Basic Information About the Sender Address
An email message is made up of two primary parts, the header and the body. The header of an email is where you will find common values of a message such as the To Address, From Address, and Subject line. This knowledgebase will review a lesser-known and less-frequently-utilized header field known as the Sender Address.
Specifying a Sender Address allows you to identify a separate address different than the From Address as being responsible for sending the message. This separation helps resolve authentication and spoofing issues when sending email on behalf of others. Here is what a sample email header with a sender address header line item would look like:
Date: Mon, 29 Dec 2018 08:25:53 -0400 (EDT)
From: UserAddress UserFrom@customerexample.com
Sender: CompanyName email@example.com
To: "Recipient" firstname.lastname@example.org
Subject: Sample Message with Sender Header
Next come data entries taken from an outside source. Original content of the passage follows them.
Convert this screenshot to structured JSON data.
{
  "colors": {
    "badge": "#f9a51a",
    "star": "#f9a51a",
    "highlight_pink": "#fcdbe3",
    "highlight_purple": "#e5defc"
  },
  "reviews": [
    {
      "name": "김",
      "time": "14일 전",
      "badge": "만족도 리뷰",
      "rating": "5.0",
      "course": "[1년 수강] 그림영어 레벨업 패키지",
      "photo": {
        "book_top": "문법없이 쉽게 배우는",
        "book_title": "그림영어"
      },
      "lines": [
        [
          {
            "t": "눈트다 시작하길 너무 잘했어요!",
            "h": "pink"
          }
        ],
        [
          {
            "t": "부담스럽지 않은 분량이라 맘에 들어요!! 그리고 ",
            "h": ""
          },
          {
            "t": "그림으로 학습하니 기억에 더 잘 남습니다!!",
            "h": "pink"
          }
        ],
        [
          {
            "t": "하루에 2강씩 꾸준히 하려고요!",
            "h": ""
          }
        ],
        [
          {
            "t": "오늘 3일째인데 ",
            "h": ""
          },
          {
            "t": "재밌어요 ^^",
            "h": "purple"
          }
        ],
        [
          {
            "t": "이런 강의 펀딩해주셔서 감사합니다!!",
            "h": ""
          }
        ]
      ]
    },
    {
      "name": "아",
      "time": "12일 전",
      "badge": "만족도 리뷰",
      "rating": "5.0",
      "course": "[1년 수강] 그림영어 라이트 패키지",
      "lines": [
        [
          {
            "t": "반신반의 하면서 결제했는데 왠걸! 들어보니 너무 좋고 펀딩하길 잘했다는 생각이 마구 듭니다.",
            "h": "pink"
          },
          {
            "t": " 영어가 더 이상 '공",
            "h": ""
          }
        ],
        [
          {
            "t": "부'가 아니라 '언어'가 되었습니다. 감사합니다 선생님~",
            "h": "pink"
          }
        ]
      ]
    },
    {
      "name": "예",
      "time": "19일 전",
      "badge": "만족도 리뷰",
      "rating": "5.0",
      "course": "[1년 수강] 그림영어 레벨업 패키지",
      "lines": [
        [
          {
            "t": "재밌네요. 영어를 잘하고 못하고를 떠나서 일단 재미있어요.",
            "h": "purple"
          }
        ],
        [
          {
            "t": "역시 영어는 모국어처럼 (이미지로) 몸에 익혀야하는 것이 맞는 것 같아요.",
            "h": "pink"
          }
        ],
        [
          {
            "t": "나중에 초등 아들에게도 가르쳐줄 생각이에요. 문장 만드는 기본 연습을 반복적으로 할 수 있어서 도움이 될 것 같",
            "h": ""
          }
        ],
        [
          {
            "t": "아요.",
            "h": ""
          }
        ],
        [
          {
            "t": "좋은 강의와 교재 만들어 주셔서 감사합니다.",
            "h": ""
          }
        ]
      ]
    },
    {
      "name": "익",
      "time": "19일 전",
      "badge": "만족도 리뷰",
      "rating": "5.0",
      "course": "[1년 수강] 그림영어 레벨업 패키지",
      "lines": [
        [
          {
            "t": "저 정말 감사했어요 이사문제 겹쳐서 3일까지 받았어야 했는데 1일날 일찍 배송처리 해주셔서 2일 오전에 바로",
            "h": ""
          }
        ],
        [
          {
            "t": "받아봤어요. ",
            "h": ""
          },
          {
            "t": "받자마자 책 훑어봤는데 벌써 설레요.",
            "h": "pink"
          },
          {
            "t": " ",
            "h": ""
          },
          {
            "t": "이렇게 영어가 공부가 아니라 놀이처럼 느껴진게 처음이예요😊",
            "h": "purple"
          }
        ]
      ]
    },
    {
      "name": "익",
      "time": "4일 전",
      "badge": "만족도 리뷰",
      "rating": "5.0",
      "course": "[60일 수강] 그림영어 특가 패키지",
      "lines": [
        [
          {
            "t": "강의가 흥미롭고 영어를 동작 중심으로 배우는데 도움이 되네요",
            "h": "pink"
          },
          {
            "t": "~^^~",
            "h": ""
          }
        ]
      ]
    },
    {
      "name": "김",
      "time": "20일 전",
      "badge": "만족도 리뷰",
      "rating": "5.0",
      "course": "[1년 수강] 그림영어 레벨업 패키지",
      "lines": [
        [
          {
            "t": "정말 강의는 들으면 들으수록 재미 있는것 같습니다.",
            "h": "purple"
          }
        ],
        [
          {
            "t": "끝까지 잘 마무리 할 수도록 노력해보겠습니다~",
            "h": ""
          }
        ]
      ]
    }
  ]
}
In the sample header above, the Purported Responsible Address (PRA)would identify as email@example.com rather thanUserFrom@customerexample.com. The PRA is used in SenderID authentication, a technology once strongly promoted by Microsoft, and it can affect DKIM authentication for messages processing through SocketLabs Email-On-Demand.
Sender Address and DKIM
The Sender address affects DKIM signing in that SocketLabs will only add custom DKIM signatures if a signature has been established at the PRA domain. If you are sending messages on behalf of other users and you do not add the Sender header at your own domain the messages will not be signed with your custom DKIM signature.
In the example above, if a custom DKIM signing option was established in the SocketLabs On-Demand Control Panel for "yourdomain.example.com", a customized signature would be included in the message. This would significantly improve message deliverability and add custom branding on platforms such as Gmail which identify the authenticating domain to the recipient with a “via” tag.
The Sender Header is officially outlined in RFC 822. Below is a small snippet from the RFC that defines the field and how it should be used in an email message.
4.4.2. SENDER / RESENT-SENDER - This field contains the authenticated identity of the AGENT (person, system or process) that sends the message. It is intended for use when the sender is not the author of the message, or to indicate who among a group of authors actually sent the message. If the contents of the "Sender" field would be completely redundant with the "From" field, then the "Sender" field need not be present and its use is discouraged (though still legal). In particular, the "Sender" field MUST be present if it is NOT the same as the "From" Field.
The Sender mailbox specification includes a word sequence which must correspond to a specific agent (i.e., a human user or a computer program) rather than a standard address. This indicates the expectation that the field will identify the single AGENT (person, system, or process) responsible for sending the mail and not simply include the name of a mailbox from which the mail was sent. For example in the case of a shared login name, the name, by itself, would not be adequate. The local-part address unit, which refers to this agent, is expected to be a computer system term, and not (for example) a generalized person reference which can be used outside the network text message context.
Since the critical function served by the "Sender" field is identification of the agent responsible for sending mail and since computer programs cannot be held accountable for their behavior, it is strongly recommended that when a computer program generates a message, the HUMAN who is responsible for that program be referenced as part of the "Sender" field mailbox specification.
For more information about message authentication please see the
- Sender Policy Framework (SPF) with SocketLabs On-Demand
- SocketLabs On-Demand and DKIM Authentication
- SocketLabs On-Demand DKIM Signing - Custom Signing Option
- SocketLabs On-Demand DKIM Signing - Advanced Signing Option